Community wind energy is an exciting concept that empowers groups of local residents and businesses by allowing them to control their own sustainable energy future. In a community wind project, locals unite to collectively own and operate their own wind power plant, offering energy independence and electricity cost savings.
There are a number of different ways to structure a community wind project. Here we will discuss a few options.
The Minnesota Flip business model allows local landowners to have a stake in a wind power plant project without having to provide the entire capital investment. In the Minnesota Flip model, local investors provide the land and support for a project and facilitate all planning up to the installation stage. At this point, an investor with significant amounts of capital would provide funds for installation and commission of the wind farm. For a certain period of time (often ten years), or until a certain amount of profit has been made (often 7-14 percent), the capital investor maintains primary ownership of the project. After that time, the “Flip” occurs, where ownership is transferred to the locals. This business model allows locals, without much capital to invest, to be part of an important wind project, while allowing outside investors to profit. The unique structure of the Minnesota Flip business model also permits the utilization of federal tax incentives, such as the Production Tax Credit (PTC). Read more about the Minnesota Flip model.
In areas where the locals may have more capital they are willing to invest in a community wind project, following a cooperative model may be a favorable option. In this business model, the local customers receiving electricity from the wind power plant would all become part owners in the project. This can be beneficial because it allows the locals to have full control over their wind project. This model, however, also comes with some risks, because the locals are responsible for the success or failure of their project.
In a municipality owned wind project, the local government is in control of the wind power plant. This allows residents to reap all of the benefits of locally produced wind energy, but without the risk associated with investing their own capital. Locals are not free from all risks, however, as electricity prices may fluctuate based on the performance of the wind power plant. An added benefit to this model comes in the form of tax breaks. As the project would be publicly owned, it is tax exempt, resulting in lowered project costs for the municipality, and therefore lowered costs to the consumer.
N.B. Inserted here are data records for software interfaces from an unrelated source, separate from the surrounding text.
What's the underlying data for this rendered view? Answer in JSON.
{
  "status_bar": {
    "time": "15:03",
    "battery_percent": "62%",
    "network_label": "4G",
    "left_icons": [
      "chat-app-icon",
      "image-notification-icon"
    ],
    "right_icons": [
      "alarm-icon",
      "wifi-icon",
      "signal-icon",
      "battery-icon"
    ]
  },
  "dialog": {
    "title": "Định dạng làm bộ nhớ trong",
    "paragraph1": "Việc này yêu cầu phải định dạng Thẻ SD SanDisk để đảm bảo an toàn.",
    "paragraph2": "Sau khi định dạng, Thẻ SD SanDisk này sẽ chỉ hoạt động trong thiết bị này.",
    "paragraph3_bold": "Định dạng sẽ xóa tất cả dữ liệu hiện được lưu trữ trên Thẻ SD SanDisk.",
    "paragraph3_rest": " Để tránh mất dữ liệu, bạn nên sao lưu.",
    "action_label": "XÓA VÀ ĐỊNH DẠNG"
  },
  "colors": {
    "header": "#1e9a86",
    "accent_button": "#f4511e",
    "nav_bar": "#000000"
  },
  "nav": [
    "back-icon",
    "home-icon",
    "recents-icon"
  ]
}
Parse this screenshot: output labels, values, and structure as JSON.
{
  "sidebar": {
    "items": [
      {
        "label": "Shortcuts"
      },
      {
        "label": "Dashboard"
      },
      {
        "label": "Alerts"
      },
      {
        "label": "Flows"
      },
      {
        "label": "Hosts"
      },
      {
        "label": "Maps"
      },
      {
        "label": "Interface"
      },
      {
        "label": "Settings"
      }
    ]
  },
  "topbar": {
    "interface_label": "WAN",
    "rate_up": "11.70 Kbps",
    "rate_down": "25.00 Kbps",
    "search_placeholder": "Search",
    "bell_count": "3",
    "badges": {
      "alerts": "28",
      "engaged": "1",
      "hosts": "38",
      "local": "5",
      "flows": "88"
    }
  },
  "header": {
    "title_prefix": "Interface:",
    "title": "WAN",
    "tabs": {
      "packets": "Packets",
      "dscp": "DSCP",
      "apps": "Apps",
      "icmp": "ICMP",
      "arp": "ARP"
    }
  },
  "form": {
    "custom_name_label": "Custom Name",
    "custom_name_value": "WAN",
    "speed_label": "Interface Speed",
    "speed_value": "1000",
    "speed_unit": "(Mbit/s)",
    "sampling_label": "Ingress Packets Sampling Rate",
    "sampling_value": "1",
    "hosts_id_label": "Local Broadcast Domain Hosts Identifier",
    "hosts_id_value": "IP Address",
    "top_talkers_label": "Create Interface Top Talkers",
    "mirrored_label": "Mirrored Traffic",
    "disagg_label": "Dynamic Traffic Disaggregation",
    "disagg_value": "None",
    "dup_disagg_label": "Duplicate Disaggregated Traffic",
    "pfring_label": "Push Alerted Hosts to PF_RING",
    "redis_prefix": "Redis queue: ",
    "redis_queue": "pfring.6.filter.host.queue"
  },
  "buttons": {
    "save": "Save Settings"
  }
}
Many areas in Virginia may be well suited for a community-based wind project. Small towns and cities in areas with good wind resources are perfect candidates for a community wind power plant. Areas in Virginia with the best wind resources lie along the Appalachian Mountains in the western parts of the state and along the coast in eastern VA. Coincidentally, the western mountainous regions and the eastern shore of VA both contain a plentiful number of small towns and communities. If you think your community may be interested in a locally supported wind energy project, please contact us, as we would love to help!